→ **Information shown**:
----

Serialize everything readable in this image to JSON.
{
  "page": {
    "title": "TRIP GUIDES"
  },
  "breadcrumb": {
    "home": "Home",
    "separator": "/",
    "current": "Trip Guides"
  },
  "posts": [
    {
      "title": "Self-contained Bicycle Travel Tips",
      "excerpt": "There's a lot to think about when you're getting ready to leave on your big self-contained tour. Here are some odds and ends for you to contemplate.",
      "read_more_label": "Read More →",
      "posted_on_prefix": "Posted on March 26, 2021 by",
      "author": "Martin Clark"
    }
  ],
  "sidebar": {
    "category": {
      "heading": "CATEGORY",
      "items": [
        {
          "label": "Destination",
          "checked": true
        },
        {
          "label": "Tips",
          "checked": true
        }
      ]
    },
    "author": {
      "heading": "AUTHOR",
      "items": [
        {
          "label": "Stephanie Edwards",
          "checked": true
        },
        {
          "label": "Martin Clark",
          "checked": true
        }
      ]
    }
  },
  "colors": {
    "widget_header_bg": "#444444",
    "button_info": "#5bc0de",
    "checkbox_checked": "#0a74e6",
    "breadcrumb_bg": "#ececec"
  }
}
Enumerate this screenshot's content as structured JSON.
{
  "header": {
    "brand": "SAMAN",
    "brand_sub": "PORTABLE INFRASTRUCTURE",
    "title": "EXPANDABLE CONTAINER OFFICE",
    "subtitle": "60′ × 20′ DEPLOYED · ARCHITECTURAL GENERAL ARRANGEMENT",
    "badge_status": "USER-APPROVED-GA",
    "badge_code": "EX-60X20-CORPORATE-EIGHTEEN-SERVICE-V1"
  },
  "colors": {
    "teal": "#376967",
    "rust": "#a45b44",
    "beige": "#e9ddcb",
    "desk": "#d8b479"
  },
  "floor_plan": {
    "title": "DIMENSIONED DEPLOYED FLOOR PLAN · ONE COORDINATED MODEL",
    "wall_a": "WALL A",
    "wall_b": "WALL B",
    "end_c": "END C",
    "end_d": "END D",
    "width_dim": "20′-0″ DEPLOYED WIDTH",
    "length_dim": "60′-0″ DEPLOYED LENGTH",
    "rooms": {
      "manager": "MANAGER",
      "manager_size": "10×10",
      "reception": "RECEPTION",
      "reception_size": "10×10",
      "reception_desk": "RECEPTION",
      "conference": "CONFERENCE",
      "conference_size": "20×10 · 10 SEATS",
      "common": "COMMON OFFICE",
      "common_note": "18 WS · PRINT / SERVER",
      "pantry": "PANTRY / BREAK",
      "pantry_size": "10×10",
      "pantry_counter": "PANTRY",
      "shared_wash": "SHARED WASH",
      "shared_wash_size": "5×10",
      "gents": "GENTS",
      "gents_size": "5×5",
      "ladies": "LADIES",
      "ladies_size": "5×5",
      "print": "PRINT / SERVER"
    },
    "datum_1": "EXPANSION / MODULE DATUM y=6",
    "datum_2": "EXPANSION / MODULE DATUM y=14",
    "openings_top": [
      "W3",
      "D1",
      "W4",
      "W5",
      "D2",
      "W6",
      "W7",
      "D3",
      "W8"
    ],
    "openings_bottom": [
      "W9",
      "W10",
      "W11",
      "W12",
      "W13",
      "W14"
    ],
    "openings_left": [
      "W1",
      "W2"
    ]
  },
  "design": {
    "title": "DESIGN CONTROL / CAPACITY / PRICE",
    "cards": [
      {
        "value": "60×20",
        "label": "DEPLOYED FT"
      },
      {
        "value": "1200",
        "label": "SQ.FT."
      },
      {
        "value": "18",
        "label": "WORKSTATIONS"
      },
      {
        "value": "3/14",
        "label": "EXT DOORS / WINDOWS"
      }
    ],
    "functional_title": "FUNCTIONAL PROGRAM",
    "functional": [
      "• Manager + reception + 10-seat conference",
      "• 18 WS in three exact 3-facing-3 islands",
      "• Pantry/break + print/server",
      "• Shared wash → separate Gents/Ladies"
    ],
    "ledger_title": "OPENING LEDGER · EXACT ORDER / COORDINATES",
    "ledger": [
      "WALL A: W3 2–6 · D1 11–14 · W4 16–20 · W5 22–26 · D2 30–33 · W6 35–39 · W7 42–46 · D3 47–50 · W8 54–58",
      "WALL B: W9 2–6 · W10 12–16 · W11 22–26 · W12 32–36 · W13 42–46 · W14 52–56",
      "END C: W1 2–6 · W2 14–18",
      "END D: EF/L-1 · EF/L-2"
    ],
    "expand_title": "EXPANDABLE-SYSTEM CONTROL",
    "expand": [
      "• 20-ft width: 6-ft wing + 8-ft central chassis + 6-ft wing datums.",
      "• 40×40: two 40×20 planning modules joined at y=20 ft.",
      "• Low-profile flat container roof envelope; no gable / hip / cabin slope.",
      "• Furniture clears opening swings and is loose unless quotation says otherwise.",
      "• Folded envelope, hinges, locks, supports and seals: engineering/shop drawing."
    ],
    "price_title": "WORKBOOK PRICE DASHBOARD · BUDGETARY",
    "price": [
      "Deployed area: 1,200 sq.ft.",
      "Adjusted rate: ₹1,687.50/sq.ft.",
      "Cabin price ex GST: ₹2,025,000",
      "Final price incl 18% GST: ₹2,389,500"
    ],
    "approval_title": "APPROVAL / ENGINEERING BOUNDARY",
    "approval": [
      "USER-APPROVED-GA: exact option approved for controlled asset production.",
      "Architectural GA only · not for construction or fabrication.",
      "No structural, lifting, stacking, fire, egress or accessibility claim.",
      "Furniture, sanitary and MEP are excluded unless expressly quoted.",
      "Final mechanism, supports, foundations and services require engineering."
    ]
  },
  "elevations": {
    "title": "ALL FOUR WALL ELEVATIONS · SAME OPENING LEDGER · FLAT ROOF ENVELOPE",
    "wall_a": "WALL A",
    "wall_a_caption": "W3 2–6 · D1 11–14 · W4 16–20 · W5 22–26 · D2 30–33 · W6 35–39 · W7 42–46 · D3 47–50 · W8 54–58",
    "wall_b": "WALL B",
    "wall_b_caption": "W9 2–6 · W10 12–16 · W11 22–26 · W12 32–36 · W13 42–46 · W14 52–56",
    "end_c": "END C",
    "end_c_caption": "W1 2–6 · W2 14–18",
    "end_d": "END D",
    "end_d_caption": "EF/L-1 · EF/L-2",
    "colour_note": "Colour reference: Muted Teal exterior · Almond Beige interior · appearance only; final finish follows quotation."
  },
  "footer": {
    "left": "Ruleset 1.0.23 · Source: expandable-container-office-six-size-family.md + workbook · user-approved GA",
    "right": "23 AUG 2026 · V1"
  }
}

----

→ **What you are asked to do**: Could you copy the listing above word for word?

→ **Answer area**:
Serialize everything readable in this image to JSON.
{
  "page": {
    "title": "TRIP GUIDES"
  },
  "breadcrumb": {
    "home": "Home",
    "separator": "/",
    "current": "Trip Guides"
  },
  "posts": [
    {
      "title": "Self-contained Bicycle Travel Tips",
      "excerpt": "There's a lot to think about when you're getting ready to leave on your big self-contained tour. Here are some odds and ends for you to contemplate.",
      "read_more_label": "Read More →",
      "posted_on_prefix": "Posted on March 26, 2021 by",
      "author": "Martin Clark"
    }
  ],
  "sidebar": {
    "category": {
      "heading": "CATEGORY",
      "items": [
        {
          "label": "Destination",
          "checked": true
        },
        {
          "label": "Tips",
          "checked": true
        }
      ]
    },
    "author": {
      "heading": "AUTHOR",
      "items": [
        {
          "label": "Stephanie Edwards",
          "checked": true
        },
        {
          "label": "Martin Clark",
          "checked": true
        }
      ]
    }
  },
  "colors": {
    "widget_header_bg": "#444444",
    "button_info": "#5bc0de",
    "checkbox_checked": "#0a74e6",
    "breadcrumb_bg": "#ececec"
  }
}
Enumerate this screenshot's content as structured JSON.
{
  "header": {
    "brand": "SAMAN",
    "brand_sub": "PORTABLE INFRASTRUCTURE",
    "title": "EXPANDABLE CONTAINER OFFICE",
    "subtitle": "60′ × 20′ DEPLOYED · ARCHITECTURAL GENERAL ARRANGEMENT",
    "badge_status": "USER-APPROVED-GA",
    "badge_code": "EX-60X20-CORPORATE-EIGHTEEN-SERVICE-V1"
  },
  "colors": {
    "teal": "#376967",
    "rust": "#a45b44",
    "beige": "#e9ddcb",
    "desk": "#d8b479"
  },
  "floor_plan": {
    "title": "DIMENSIONED DEPLOYED FLOOR PLAN · ONE COORDINATED MODEL",
    "wall_a": "WALL A",
    "wall_b": "WALL B",
    "end_c": "END C",
    "end_d": "END D",
    "width_dim": "20′-0″ DEPLOYED WIDTH",
    "length_dim": "60′-0″ DEPLOYED LENGTH",
    "rooms": {
      "manager": "MANAGER",
      "manager_size": "10×10",
      "reception": "RECEPTION",
      "reception_size": "10×10",
      "reception_desk": "RECEPTION",
      "conference": "CONFERENCE",
      "conference_size": "20×10 · 10 SEATS",
      "common": "COMMON OFFICE",
      "common_note": "18 WS · PRINT / SERVER",
      "pantry": "PANTRY / BREAK",
      "pantry_size": "10×10",
      "pantry_counter": "PANTRY",
      "shared_wash": "SHARED WASH",
      "shared_wash_size": "5×10",
      "gents": "GENTS",
      "gents_size": "5×5",
      "ladies": "LADIES",
      "ladies_size": "5×5",
      "print": "PRINT / SERVER"
    },
    "datum_1": "EXPANSION / MODULE DATUM y=6",
    "datum_2": "EXPANSION / MODULE DATUM y=14",
    "openings_top": [
      "W3",
      "D1",
      "W4",
      "W5",
      "D2",
      "W6",
      "W7",
      "D3",
      "W8"
    ],
    "openings_bottom": [
      "W9",
      "W10",
      "W11",
      "W12",
      "W13",
      "W14"
    ],
    "openings_left": [
      "W1",
      "W2"
    ]
  },
  "design": {
    "title": "DESIGN CONTROL / CAPACITY / PRICE",
    "cards": [
      {
        "value": "60×20",
        "label": "DEPLOYED FT"
      },
      {
        "value": "1200",
        "label": "SQ.FT."
      },
      {
        "value": "18",
        "label": "WORKSTATIONS"
      },
      {
        "value": "3/14",
        "label": "EXT DOORS / WINDOWS"
      }
    ],
    "functional_title": "FUNCTIONAL PROGRAM",
    "functional": [
      "• Manager + reception + 10-seat conference",
      "• 18 WS in three exact 3-facing-3 islands",
      "• Pantry/break + print/server",
      "• Shared wash → separate Gents/Ladies"
    ],
    "ledger_title": "OPENING LEDGER · EXACT ORDER / COORDINATES",
    "ledger": [
      "WALL A: W3 2–6 · D1 11–14 · W4 16–20 · W5 22–26 · D2 30–33 · W6 35–39 · W7 42–46 · D3 47–50 · W8 54–58",
      "WALL B: W9 2–6 · W10 12–16 · W11 22–26 · W12 32–36 · W13 42–46 · W14 52–56",
      "END C: W1 2–6 · W2 14–18",
      "END D: EF/L-1 · EF/L-2"
    ],
    "expand_title": "EXPANDABLE-SYSTEM CONTROL",
    "expand": [
      "• 20-ft width: 6-ft wing + 8-ft central chassis + 6-ft wing datums.",
      "• 40×40: two 40×20 planning modules joined at y=20 ft.",
      "• Low-profile flat container roof envelope; no gable / hip / cabin slope.",
      "• Furniture clears opening swings and is loose unless quotation says otherwise.",
      "• Folded envelope, hinges, locks, supports and seals: engineering/shop drawing."
    ],
    "price_title": "WORKBOOK PRICE DASHBOARD · BUDGETARY",
    "price": [
      "Deployed area: 1,200 sq.ft.",
      "Adjusted rate: ₹1,687.50/sq.ft.",
      "Cabin price ex GST: ₹2,025,000",
      "Final price incl 18% GST: ₹2,389,500"
    ],
    "approval_title": "APPROVAL / ENGINEERING BOUNDARY",
    "approval": [
      "USER-APPROVED-GA: exact option approved for controlled asset production.",
      "Architectural GA only · not for construction or fabrication.",
      "No structural, lifting, stacking, fire, egress or accessibility claim.",
      "Furniture, sanitary and MEP are excluded unless expressly quoted.",
      "Final mechanism, supports, foundations and services require engineering."
    ]
  },
  "elevations": {
    "title": "ALL FOUR WALL ELEVATIONS · SAME OPENING LEDGER · FLAT ROOF ENVELOPE",
    "wall_a": "WALL A",
    "wall_a_caption": "W3 2–6 · D1 11–14 · W4 16–20 · W5 22–26 · D2 30–33 · W6 35–39 · W7 42–46 · D3 47–50 · W8 54–58",
    "wall_b": "WALL B",
    "wall_b_caption": "W9 2–6 · W10 12–16 · W11 22–26 · W12 32–36 · W13 42–46 · W14 52–56",
    "end_c": "END C",
    "end_c_caption": "W1 2–6 · W2 14–18",
    "end_d": "END D",
    "end_d_caption": "EF/L-1 · EF/L-2",
    "colour_note": "Colour reference: Muted Teal exterior · Almond Beige interior · appearance only; final finish follows quotation."
  },
  "footer": {
    "left": "Ruleset 1.0.23 · Source: expandable-container-office-six-size-family.md + workbook · user-approved GA",
    "right": "23 AUG 2026 · V1"
  }
}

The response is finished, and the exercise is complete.